• [LISTED RECORDS]
==*==

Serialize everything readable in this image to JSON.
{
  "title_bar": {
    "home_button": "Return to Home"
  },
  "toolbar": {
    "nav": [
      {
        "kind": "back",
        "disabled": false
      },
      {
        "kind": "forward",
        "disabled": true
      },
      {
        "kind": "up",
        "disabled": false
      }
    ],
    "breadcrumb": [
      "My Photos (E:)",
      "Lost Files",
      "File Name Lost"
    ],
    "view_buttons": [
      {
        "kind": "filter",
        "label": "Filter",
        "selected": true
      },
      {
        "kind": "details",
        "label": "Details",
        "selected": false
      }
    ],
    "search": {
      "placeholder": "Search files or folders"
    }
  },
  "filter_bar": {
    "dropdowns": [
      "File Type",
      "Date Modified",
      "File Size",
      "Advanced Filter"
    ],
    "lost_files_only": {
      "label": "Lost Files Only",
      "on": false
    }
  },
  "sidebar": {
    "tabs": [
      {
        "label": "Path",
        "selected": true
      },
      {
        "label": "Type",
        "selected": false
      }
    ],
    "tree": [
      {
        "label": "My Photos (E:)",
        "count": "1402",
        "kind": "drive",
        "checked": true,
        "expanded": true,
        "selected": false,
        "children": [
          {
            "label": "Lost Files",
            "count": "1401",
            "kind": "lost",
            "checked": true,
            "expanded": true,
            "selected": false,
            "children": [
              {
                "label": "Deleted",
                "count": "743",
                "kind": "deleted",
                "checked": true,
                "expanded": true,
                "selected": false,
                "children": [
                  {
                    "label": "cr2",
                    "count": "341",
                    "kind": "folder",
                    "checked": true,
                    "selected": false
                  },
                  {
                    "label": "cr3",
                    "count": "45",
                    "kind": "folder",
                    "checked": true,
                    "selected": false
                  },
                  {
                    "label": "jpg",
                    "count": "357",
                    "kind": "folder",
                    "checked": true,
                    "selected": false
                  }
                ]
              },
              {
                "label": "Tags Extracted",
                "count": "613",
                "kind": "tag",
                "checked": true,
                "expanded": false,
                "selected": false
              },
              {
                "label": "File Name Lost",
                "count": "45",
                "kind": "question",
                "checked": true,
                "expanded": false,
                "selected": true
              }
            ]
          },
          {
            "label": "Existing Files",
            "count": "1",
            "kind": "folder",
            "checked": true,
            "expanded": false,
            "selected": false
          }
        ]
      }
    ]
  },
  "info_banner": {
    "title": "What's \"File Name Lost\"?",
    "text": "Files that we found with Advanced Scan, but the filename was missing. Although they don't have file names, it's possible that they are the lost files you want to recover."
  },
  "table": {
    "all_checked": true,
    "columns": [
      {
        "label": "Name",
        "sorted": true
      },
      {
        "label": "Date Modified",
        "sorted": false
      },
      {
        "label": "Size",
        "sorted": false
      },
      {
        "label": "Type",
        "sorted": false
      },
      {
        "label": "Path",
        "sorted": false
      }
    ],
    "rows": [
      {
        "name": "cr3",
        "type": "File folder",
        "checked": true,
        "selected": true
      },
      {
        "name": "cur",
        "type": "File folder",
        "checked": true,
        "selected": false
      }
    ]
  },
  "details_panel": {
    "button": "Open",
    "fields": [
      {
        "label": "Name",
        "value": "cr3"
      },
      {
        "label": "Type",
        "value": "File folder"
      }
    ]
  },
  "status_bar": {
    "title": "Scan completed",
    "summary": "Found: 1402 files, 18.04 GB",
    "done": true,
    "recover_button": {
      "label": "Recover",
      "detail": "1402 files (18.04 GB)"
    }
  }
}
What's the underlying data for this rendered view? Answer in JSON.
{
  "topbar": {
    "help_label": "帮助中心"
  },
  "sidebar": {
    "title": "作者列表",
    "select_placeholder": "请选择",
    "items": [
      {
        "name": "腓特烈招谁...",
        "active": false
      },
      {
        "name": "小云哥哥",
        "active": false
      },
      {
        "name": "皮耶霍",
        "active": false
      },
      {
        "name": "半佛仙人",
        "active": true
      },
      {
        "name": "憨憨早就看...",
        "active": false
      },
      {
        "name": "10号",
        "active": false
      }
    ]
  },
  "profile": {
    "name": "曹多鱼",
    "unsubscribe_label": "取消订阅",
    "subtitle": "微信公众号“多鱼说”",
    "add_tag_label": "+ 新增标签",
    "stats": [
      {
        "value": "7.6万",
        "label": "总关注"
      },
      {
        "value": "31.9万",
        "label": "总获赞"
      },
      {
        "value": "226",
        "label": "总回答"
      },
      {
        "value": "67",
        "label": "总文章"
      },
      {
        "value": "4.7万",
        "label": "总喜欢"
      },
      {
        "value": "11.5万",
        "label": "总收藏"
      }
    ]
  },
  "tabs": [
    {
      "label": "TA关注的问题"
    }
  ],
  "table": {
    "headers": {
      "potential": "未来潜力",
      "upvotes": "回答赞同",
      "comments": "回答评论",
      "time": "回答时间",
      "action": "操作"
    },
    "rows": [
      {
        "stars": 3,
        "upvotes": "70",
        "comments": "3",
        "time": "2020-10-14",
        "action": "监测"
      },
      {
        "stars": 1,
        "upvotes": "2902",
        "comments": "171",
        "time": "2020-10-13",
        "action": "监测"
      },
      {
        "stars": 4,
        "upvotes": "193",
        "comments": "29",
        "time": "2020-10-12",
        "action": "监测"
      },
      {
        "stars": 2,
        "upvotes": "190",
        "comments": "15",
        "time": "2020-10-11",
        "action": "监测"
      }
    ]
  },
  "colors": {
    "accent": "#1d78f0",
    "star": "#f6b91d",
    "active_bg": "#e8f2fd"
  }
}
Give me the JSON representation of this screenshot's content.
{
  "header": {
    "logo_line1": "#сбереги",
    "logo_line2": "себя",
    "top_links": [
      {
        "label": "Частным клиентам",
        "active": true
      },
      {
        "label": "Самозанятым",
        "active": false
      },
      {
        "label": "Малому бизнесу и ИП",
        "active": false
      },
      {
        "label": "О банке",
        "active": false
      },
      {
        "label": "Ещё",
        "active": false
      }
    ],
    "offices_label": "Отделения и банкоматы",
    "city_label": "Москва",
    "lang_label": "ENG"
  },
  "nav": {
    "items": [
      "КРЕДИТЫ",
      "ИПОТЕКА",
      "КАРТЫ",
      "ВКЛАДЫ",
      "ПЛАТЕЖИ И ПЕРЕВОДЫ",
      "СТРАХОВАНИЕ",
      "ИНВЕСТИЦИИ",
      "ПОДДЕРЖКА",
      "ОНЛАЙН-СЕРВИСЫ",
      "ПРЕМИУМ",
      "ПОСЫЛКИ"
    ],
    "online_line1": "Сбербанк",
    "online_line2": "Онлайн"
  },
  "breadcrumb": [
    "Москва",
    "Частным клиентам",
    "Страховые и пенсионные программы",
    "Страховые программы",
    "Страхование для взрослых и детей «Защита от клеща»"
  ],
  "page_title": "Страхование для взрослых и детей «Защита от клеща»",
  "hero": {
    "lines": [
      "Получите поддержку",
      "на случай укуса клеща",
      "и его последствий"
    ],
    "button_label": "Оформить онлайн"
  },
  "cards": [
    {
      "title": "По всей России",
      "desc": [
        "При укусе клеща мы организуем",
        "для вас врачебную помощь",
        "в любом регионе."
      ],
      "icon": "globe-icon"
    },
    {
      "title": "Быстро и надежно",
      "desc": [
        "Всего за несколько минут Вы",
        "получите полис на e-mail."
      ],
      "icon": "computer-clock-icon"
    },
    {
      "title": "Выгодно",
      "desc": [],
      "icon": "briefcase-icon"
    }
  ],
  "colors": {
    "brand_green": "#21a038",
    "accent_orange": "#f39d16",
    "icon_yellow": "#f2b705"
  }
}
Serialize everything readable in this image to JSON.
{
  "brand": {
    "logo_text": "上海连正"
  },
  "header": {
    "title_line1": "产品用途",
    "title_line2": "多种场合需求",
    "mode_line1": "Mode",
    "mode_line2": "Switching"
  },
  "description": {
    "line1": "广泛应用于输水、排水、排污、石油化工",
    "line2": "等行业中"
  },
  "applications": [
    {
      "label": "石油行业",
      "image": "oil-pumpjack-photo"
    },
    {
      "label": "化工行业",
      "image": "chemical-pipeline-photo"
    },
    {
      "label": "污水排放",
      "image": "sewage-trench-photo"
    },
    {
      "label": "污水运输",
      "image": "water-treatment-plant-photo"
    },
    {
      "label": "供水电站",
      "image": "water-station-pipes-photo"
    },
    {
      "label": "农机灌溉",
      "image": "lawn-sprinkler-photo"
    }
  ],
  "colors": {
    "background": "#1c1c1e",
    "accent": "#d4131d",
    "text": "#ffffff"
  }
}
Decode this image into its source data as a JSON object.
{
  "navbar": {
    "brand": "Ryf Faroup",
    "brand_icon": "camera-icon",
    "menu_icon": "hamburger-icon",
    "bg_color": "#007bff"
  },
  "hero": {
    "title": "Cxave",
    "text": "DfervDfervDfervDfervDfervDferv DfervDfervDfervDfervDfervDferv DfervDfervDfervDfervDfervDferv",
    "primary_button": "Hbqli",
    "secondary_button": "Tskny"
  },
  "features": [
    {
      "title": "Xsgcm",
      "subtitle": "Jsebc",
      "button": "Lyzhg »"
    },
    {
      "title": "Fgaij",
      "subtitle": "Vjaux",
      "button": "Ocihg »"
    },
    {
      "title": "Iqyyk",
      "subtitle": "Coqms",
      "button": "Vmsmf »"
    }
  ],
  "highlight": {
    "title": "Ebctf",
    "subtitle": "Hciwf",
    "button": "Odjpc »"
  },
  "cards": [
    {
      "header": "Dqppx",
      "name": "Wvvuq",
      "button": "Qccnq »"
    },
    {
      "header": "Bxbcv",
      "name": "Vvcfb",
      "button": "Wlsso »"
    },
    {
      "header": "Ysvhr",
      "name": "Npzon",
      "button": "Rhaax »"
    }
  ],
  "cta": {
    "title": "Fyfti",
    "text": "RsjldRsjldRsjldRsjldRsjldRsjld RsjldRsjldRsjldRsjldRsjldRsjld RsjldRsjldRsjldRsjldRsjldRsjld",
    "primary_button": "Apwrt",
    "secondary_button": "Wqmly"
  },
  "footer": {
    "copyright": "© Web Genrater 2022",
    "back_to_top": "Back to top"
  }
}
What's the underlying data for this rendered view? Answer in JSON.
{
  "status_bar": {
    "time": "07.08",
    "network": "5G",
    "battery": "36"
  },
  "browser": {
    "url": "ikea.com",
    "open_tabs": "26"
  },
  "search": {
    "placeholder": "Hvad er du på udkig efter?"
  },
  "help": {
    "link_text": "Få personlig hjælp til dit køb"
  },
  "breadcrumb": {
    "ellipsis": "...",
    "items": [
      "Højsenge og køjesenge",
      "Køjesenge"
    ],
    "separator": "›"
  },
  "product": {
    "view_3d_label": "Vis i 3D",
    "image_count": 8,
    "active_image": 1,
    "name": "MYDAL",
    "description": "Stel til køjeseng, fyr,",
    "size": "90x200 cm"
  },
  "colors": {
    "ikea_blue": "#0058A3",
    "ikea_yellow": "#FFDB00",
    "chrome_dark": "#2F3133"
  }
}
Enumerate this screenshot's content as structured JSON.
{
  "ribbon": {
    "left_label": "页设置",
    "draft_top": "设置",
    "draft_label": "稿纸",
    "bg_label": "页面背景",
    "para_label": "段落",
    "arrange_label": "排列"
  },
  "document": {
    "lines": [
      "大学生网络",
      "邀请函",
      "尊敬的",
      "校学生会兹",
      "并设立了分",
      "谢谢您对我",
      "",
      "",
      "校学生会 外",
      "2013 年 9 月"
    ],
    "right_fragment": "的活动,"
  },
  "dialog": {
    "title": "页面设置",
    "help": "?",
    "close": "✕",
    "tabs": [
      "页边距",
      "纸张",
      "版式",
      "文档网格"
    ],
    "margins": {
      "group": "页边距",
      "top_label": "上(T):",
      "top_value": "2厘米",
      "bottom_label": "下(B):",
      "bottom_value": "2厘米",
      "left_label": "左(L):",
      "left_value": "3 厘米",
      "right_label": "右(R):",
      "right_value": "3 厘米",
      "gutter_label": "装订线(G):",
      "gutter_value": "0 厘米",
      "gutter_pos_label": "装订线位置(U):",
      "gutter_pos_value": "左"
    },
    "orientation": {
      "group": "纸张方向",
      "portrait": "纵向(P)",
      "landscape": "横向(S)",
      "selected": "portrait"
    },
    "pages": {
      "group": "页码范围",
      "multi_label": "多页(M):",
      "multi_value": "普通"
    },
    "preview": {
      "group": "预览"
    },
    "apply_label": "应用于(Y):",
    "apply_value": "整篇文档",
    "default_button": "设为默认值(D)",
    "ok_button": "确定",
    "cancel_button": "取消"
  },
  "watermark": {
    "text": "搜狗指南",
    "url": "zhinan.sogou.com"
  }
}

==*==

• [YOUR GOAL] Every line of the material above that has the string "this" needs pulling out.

• [SOLUTION BELOW]
Serialize everything readable in this image to JSON.
What's the underlying data for this rendered view? Answer in JSON.
Give me the JSON representation of this screenshot's content.
Serialize everything readable in this image to JSON.
Decode this image into its source data as a JSON object.
What's the underlying data for this rendered view? Answer in JSON.
Enumerate this screenshot's content as structured JSON.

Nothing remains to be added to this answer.